--- START ---
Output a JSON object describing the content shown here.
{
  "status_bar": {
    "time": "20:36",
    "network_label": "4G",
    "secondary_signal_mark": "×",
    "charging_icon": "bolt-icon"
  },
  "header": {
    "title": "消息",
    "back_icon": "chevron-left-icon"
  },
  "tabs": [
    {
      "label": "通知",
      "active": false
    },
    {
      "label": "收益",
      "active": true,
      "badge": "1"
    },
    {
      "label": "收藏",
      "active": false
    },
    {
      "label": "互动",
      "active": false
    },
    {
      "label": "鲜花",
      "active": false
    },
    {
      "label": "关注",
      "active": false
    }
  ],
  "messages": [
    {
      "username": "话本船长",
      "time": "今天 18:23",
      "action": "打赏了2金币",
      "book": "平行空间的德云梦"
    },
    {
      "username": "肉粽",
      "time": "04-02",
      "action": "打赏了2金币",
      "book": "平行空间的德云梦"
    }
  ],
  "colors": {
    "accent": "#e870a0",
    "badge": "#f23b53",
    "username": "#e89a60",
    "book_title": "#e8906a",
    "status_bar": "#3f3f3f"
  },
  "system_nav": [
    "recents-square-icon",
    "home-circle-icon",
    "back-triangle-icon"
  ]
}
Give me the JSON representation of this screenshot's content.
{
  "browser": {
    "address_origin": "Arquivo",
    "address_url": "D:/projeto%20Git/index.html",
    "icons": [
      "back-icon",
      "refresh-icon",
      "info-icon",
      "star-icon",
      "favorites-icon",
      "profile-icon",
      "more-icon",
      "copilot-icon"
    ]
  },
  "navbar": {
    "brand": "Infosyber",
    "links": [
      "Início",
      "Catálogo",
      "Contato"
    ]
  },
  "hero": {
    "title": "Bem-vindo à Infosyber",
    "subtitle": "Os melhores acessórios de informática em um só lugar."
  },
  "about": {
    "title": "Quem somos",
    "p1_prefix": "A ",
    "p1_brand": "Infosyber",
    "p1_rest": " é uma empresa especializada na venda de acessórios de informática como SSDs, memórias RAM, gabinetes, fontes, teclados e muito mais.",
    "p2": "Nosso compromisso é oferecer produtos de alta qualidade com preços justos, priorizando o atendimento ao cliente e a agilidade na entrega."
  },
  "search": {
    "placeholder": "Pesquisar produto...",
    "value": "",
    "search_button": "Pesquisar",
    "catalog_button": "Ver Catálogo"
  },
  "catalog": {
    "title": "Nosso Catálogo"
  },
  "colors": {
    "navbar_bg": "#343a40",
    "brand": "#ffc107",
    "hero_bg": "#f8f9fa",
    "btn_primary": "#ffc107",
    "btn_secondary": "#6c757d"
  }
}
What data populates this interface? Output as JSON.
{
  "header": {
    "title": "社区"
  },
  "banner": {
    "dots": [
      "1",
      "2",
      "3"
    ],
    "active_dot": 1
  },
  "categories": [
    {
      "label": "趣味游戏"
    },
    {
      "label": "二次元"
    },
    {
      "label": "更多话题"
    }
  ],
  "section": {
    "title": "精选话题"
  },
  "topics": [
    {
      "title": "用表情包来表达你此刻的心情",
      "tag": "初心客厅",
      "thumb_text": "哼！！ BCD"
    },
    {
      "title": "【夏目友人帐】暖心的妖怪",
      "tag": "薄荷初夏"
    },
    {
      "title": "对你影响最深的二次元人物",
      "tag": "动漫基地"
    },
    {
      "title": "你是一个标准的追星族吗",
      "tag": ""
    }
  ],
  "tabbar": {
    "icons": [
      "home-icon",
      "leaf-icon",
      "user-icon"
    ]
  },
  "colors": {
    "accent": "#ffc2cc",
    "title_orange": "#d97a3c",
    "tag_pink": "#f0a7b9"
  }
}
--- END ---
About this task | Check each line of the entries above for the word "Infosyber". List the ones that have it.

Task result |
    "brand": "Infosyber",
    "title": "Bem-vindo à Infosyber",
    "p1_brand": "Infosyber",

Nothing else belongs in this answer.